Canadian Business magazine | March 16, 2009
It may be the last place investors would go in a global downturn. And that's exactly why Africa's worth a look.
By Sharda Prashad
Strong returns from an African investment might once have seemed as unlikely as an American president with African parentage, but times are changing. Long associated with despair, poverty and corruption, Africa has recently shown that it can offer real opportunities for investors who are willing to stomach some risk for substantial reward.
If India and China are emerging economies, then Africa is at an earlier stage — an emerging emerging economy, if you will. “Africa is the last real frontier in emerging markets,” says David Creighton, president and chief executive of Cordiant Capital, a fund manager based in Montreal, which has raised US$1.4 billion for private investments across emerging markets. “Unlike other emerging markets that are crowded with private equity investors, Africa doesn’t have that level of competition. Canadian investors are slowly waking up that Africa is on the radar.”

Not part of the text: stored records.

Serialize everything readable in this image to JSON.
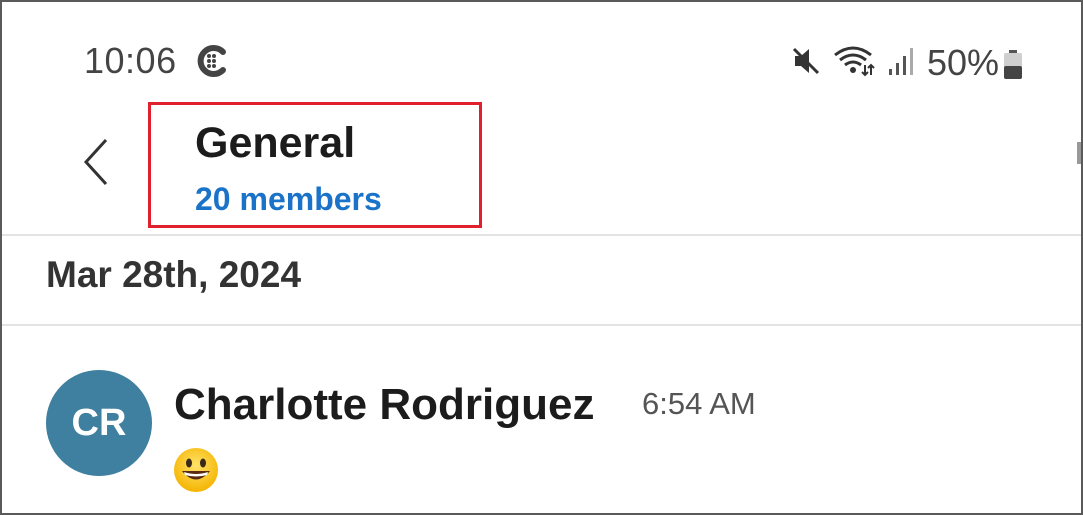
{
  "status_bar": {
    "time": "10:06",
    "battery_percent": "50%",
    "icons": [
      "app-notification-icon",
      "mute-icon",
      "wifi-icon",
      "signal-icon",
      "battery-icon"
    ]
  },
  "header": {
    "title": "General",
    "members": "20 members",
    "back_icon": "chevron-left-icon"
  },
  "date_divider": "Mar 28th, 2024",
  "message": {
    "avatar_initials": "CR",
    "sender": "Charlotte Rodriguez",
    "time": "6:54 AM",
    "content_emoji": "grinning-face-icon"
  },
  "colors": {
    "accent_link": "#1a73c8",
    "highlight_box": "#e0202d",
    "avatar_bg": "#3f7f9f"
  }
}
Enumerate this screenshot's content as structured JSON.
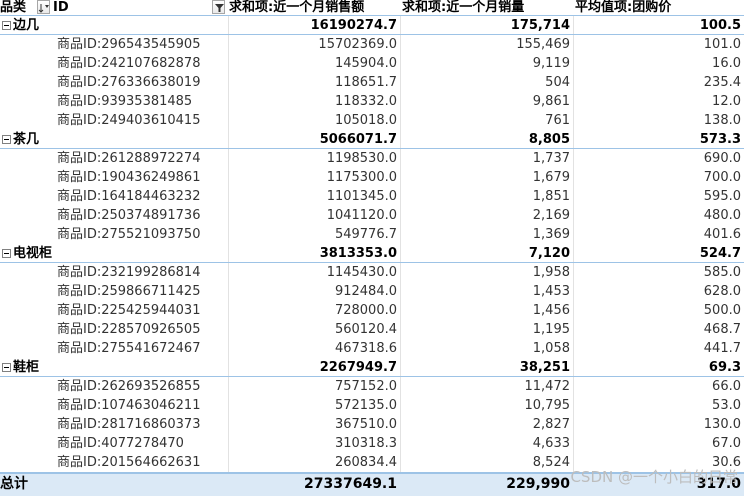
{
  "header": {
    "category": "品类",
    "id": "ID",
    "sales_amount": "求和项:近一个月销售额",
    "sales_volume": "求和项:近一个月销量",
    "group_price": "平均值项:团购价"
  },
  "groups": [
    {
      "name": "边几",
      "sales_amount": "16190274.7",
      "sales_volume": "175,714",
      "group_price": "100.5",
      "items": [
        {
          "id": "商品ID:296543545905",
          "sales_amount": "15702369.0",
          "sales_volume": "155,469",
          "group_price": "101.0"
        },
        {
          "id": "商品ID:242107682878",
          "sales_amount": "145904.0",
          "sales_volume": "9,119",
          "group_price": "16.0"
        },
        {
          "id": "商品ID:276336638019",
          "sales_amount": "118651.7",
          "sales_volume": "504",
          "group_price": "235.4"
        },
        {
          "id": "商品ID:93935381485",
          "sales_amount": "118332.0",
          "sales_volume": "9,861",
          "group_price": "12.0"
        },
        {
          "id": "商品ID:249403610415",
          "sales_amount": "105018.0",
          "sales_volume": "761",
          "group_price": "138.0"
        }
      ]
    },
    {
      "name": "茶几",
      "sales_amount": "5066071.7",
      "sales_volume": "8,805",
      "group_price": "573.3",
      "items": [
        {
          "id": "商品ID:261288972274",
          "sales_amount": "1198530.0",
          "sales_volume": "1,737",
          "group_price": "690.0"
        },
        {
          "id": "商品ID:190436249861",
          "sales_amount": "1175300.0",
          "sales_volume": "1,679",
          "group_price": "700.0"
        },
        {
          "id": "商品ID:164184463232",
          "sales_amount": "1101345.0",
          "sales_volume": "1,851",
          "group_price": "595.0"
        },
        {
          "id": "商品ID:250374891736",
          "sales_amount": "1041120.0",
          "sales_volume": "2,169",
          "group_price": "480.0"
        },
        {
          "id": "商品ID:275521093750",
          "sales_amount": "549776.7",
          "sales_volume": "1,369",
          "group_price": "401.6"
        }
      ]
    },
    {
      "name": "电视柜",
      "sales_amount": "3813353.0",
      "sales_volume": "7,120",
      "group_price": "524.7",
      "items": [
        {
          "id": "商品ID:232199286814",
          "sales_amount": "1145430.0",
          "sales_volume": "1,958",
          "group_price": "585.0"
        },
        {
          "id": "商品ID:259866711425",
          "sales_amount": "912484.0",
          "sales_volume": "1,453",
          "group_price": "628.0"
        },
        {
          "id": "商品ID:225425944031",
          "sales_amount": "728000.0",
          "sales_volume": "1,456",
          "group_price": "500.0"
        },
        {
          "id": "商品ID:228570926505",
          "sales_amount": "560120.4",
          "sales_volume": "1,195",
          "group_price": "468.7"
        },
        {
          "id": "商品ID:275541672467",
          "sales_amount": "467318.6",
          "sales_volume": "1,058",
          "group_price": "441.7"
        }
      ]
    },
    {
      "name": "鞋柜",
      "sales_amount": "2267949.7",
      "sales_volume": "38,251",
      "group_price": "69.3",
      "items": [
        {
          "id": "商品ID:262693526855",
          "sales_amount": "757152.0",
          "sales_volume": "11,472",
          "group_price": "66.0"
        },
        {
          "id": "商品ID:107463046211",
          "sales_amount": "572135.0",
          "sales_volume": "10,795",
          "group_price": "53.0"
        },
        {
          "id": "商品ID:281716860373",
          "sales_amount": "367510.0",
          "sales_volume": "2,827",
          "group_price": "130.0"
        },
        {
          "id": "商品ID:4077278470",
          "sales_amount": "310318.3",
          "sales_volume": "4,633",
          "group_price": "67.0"
        },
        {
          "id": "商品ID:201564662631",
          "sales_amount": "260834.4",
          "sales_volume": "8,524",
          "group_price": "30.6"
        }
      ]
    }
  ],
  "total": {
    "label": "总计",
    "sales_amount": "27337649.1",
    "sales_volume": "229,990",
    "group_price": "317.0"
  },
  "watermark": "CSDN @一个小白的日常",
  "icons": {
    "filter": "filter-dropdown-icon",
    "sort": "sort-ascending-icon",
    "collapse": "collapse-minus-icon"
  },
  "colors": {
    "header_border": "#9dc3e6",
    "total_background": "#dbe9f6"
  }
}
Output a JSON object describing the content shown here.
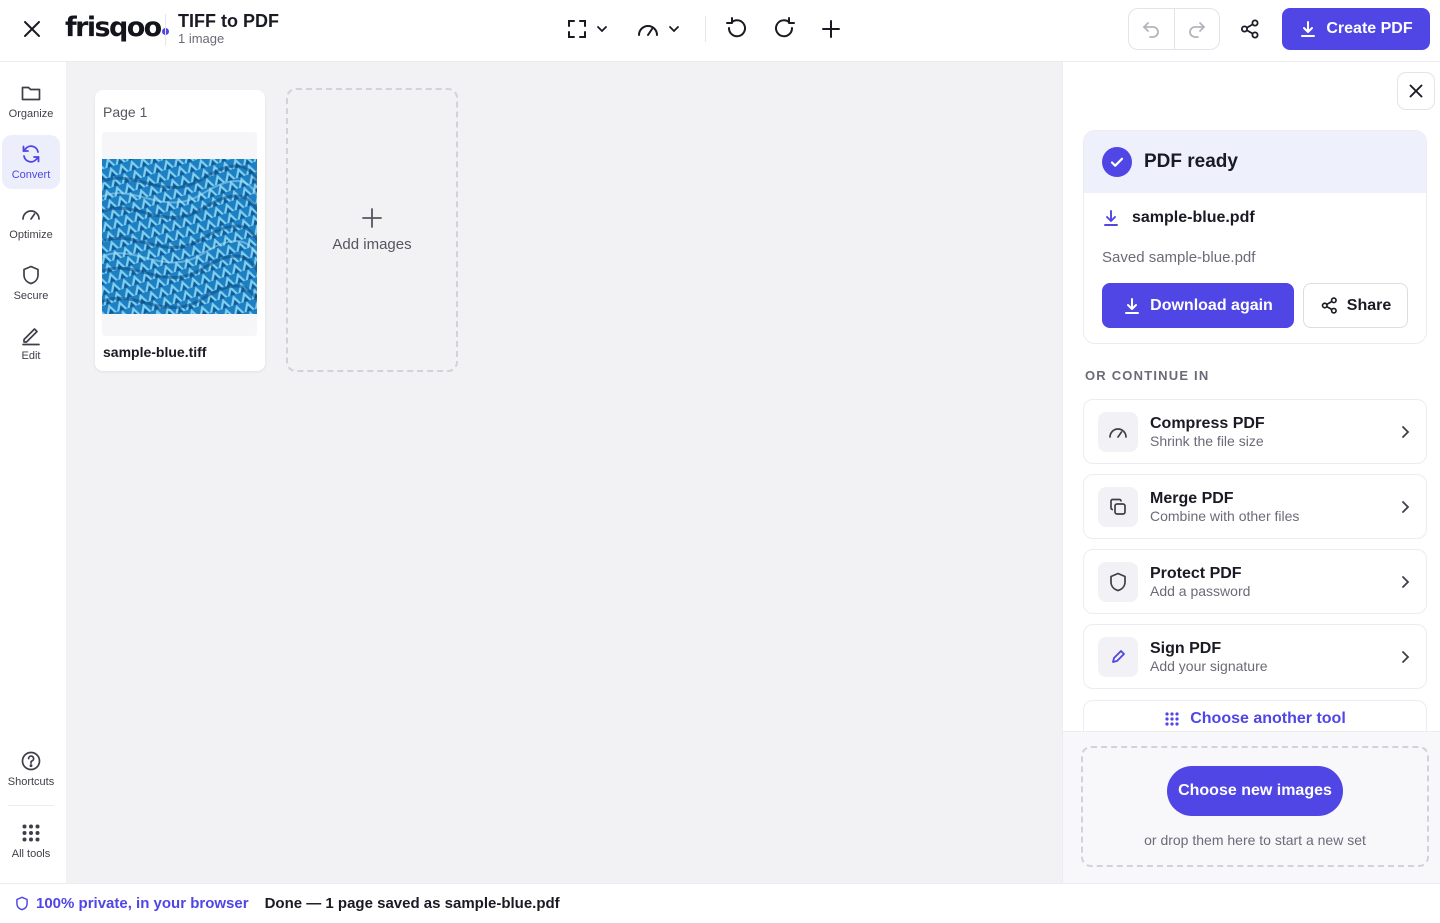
{
  "app": {
    "logo_text": "frisqoo",
    "title": "TIFF to PDF",
    "subtitle": "1 image"
  },
  "toolbar": {
    "create_label": "Create PDF"
  },
  "rail": {
    "items": [
      {
        "label": "Organize",
        "icon": "folder-icon"
      },
      {
        "label": "Convert",
        "icon": "refresh-icon",
        "active": true
      },
      {
        "label": "Optimize",
        "icon": "gauge-icon"
      },
      {
        "label": "Secure",
        "icon": "shield-icon"
      },
      {
        "label": "Edit",
        "icon": "pencil-icon"
      }
    ],
    "bottom": [
      {
        "label": "Shortcuts",
        "icon": "question-icon"
      },
      {
        "label": "All tools",
        "icon": "grid-icon"
      }
    ]
  },
  "canvas": {
    "pages": [
      {
        "label": "Page 1",
        "file_name": "sample-blue.tiff"
      }
    ],
    "add_label": "Add images"
  },
  "panel": {
    "ready_title": "PDF ready",
    "file_name": "sample-blue.pdf",
    "saved_text": "Saved sample-blue.pdf",
    "download_label": "Download again",
    "share_label": "Share",
    "continue_heading": "OR CONTINUE IN",
    "tools": [
      {
        "name": "Compress PDF",
        "desc": "Shrink the file size",
        "icon": "gauge-icon"
      },
      {
        "name": "Merge PDF",
        "desc": "Combine with other files",
        "icon": "copy-icon"
      },
      {
        "name": "Protect PDF",
        "desc": "Add a password",
        "icon": "shield-icon"
      },
      {
        "name": "Sign PDF",
        "desc": "Add your signature",
        "icon": "pen-icon"
      }
    ],
    "another_tool": "Choose another tool",
    "choose_new": "Choose new images",
    "drop_hint": "or drop them here to start a new set"
  },
  "status": {
    "private": "100% private, in your browser",
    "message": "Done — 1 page saved as sample-blue.pdf"
  },
  "colors": {
    "accent": "#4f46e5",
    "canvas_bg": "#f2f2f5"
  }
}
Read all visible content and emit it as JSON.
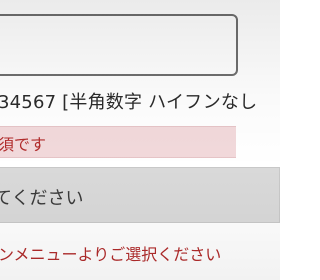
{
  "form": {
    "phone_input_value": "",
    "phone_hint": "34567 [半角数字 ハイフンなし",
    "error_message": "須です",
    "select_placeholder": "てください",
    "select_helper": "ンメニューよりご選択ください"
  }
}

Other countries have been quicker to identify the potential in Africa. But it’s not too late for North American investors to take advantage, says Creighton. Cordiant, whose clients include foreign and domestic pension funds, has US$200 million invested there in private equity and US$50 million in debt financing. Over the past six years, its African investments, which range from a mattress manufacturer to mobile phone companies, have been among its better-performing assets. While the firm focuses on institutional players, Creighton says retail investors can also look for companies with an African presence — Canada’s SNC-Lavalin Group Inc. (TSX: SNC) among them.
Creighton isn’t alone in his appetite for Africa. In 2008, funds dedicated to sub-Saharan Africa raised US$3.2 billion, a jump from US$2.3 billion the previous year, according to the Washington, D.C.–based Emerging Markets Private Equity Association (EMPEA). As of last October, there were 36 funds focused on sub-Saharan Africa, including 11 launched last year. Across the region, consumer goods and services, telecommunications, banking and domestic infrastructure are the sectors attracting the most investment. (Telecom is particularly attractive: sub-Saharan Africa has about 125 million mobile subscribers — just 18 subscribers for every 100 people, compared with 90 subscribers per 100 people in South Africa.)
Meanwhile, the perceived risk of doing business is falling. According to a recent EMPEA survey, the risk premium for African investments fell to 6.7% in 2008, compared with 8.9% in 2006 — lower than Brazil or Russia, but equal to Latin America. That doesn’t mean Africa is without problems. EMPEA estimates that its poor infrastructure can indirectly tack on between 20% and 30% to the cost of doing business. Chronic power outages caused at least 50 lost production days in sub-Saharan Africa each year between 2004 and 2007 — hardly surprising, in a region where generation averages a mere 37 MW per million people, compared with 326 MW per million in other developing countries.
Despite such obstacles, Africa can still deliver lofty returns. Cru Investment Management PLC, a company based in Cardiff, U.K., forecast a 30% return for an agricultural fund that generated profit from farms in Malawi. The region offers a strong workforce, and could be a top food producer thanks to its fertile soil and abundant water and sunshine, says Duncan Parker, a Cru spokesperson. The difficulty with farming in Africa, says Parker, is that 40% of food never makes it to market, because of high transportation costs, lack of good storage facilities and lack of farm aggregation. If a company can supply food throughout the continent, he says, it will be successful. In March, Cru is expected to begin offering global investors a new fund for farming projects across sub-Sahara.
Roelof Horne, a veteran manager of African funds based in Cape Town, has delivered an annual return of 21% between June 2005 and November 2008. As part of his role as portfolio manager for Investec Asset Management Ltd., he is handling the Mackenzie Universal Africa & Middle East Class, a fund that Mackenzie Financial Corp. says is the first to allow Canadians to invest in the entire continent of Africa. Horne reminds potentially skittish investors that while it has its share of problems, Africa is a vast continent, which includes 53 countries across 15 to 20 different economic markets. Growth is expected for more than 50 African countries this year, while other western economies are expected to be flat or decline, he says. If global growth slows to 1% this year, Horne expects Africa’s to reach 4%. (That’s higher than February’s IMF projections of 3.3%.) With half of the population under 20, Horne expects the African economy to grow and create numerous opportunities. Many foreigners might assume those will come mainly from commodity plays, but Horne points out that just eight out of 53 countries rely on resources for a large contribution to GDP.
From an investment perspective, Horne summarizes Africa’s potential this way: “The infrastructure isn’t good, but there is high growth, not a lot of competition and a good profit margin.”